I am pretty good at the first task, converting data between systems, where "pretty good" means "lots of bitter experience over many years". In some cases a MobiLink setup is really a glorified data conversion exercise, especially when the databases being synchronized have vastly different schema.

On the second task, building a good setup, I can code my way out of a wet paper bag but not much more. What I do know is this: A good setup is hard to build, which may be why (until recent years) there have been so few good ones.

On dealing with character sets, code pages, locales and collations, I'm absolutely hopeless. I can read the documentation (heaven knows I've read it enough times), I just can't put the docs together with real world situations.

That's what this post is about: One teeny tiny real-world problem involving character sets. That I couldn't fix without help. Where "help" means an extended round of emails with my good friend Super Duper Expert.

Here's where it started: "French characters aren't being displayed properly. They look OK in the input XML file, but all messed up when the application displays them."

Here's what "OK" means...

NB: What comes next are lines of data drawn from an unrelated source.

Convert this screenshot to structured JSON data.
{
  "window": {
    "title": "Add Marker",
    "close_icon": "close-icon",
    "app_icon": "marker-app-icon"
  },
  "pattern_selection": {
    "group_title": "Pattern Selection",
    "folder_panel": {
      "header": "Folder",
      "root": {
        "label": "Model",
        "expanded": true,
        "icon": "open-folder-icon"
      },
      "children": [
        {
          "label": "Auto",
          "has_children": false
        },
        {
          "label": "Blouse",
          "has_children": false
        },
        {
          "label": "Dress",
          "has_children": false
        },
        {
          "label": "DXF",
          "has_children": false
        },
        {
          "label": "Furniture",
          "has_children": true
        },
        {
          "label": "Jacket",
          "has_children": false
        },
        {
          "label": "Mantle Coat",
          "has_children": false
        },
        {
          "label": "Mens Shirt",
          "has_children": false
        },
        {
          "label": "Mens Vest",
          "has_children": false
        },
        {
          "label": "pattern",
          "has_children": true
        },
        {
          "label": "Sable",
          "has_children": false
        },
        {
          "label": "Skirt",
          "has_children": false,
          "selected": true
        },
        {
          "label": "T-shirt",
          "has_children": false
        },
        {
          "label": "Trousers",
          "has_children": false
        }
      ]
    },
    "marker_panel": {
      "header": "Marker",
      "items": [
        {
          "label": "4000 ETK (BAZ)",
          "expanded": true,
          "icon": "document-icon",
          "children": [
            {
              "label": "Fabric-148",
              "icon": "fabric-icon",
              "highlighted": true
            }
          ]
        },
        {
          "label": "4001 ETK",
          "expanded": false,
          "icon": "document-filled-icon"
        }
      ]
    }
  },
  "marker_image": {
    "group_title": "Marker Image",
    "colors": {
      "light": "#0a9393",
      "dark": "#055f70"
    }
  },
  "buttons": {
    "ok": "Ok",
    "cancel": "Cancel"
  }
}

And here's what "messed up" means...

The problem was this:

  • The SQL Anywhere database was created on Windows with the default character set called "cp1252". Or maybe that's a code page. Whatever. It's the default, and defaults are not something to be fiddled with. Especially not THIS default: I never fiddle with defaults I don't understand.

  • The input XML file was (apparently) created with a character set called "utf8".

  • The input utf8 characters were not being converted to the cp1252 character set, but just stored in the database as is. So "OK" becomes "messed up" when the data was displayed as if it was in the cp1252 character set.

  • The XML data was directly read by xp_read_file() inside a stored procedure, not passed across the client-server boundary from an application program. This means SQL Anywhere's automatic client-server character set translation feature didn't apply. Not even when I added CHARSET=UTF8 to the connection string... that was email number three. Or was it email number six?
The solution was to call SQL Anywhere's CSCONVERT() function to force the character set conversion to be performed inside the stored procedure:
SET @xml 
( xp_read_file ( 'filespec-for-XML-data' ),
'utf8' );

If that code looks familiar, it's from the earlier post OpenXML() Rocks!

Thursday, May 1, 2008

Pitching Sets

Here's a question and answer from this morning's email...

Q: Should we use SQL Anywhere web services or traditional application-level web services for production?

A: If your web service needs access to a SQL Anywhere database, there may be huge performance advantages to building it into the database. For example, if your web service reduces large amounts of database data into a small web service response, sending the large amounts across a client-server interface (web service as client, database as server) may be less efficient than having a builtin web service do the processing inside the server.

...especially if you take advantage of "set oriented" processing offered by SQL insert/update/select statements as opposed to "record oriented" fetch loops most development tools force you to use (yes, I know some tools hide the fetch loops, but as far as the database is concerned they are still happening).

SQL Anywhere web services are certainly ready for a production environment. The database engine has included an HTTP server for several years, and they have made a lot of performance and feature improvements to the web service feature.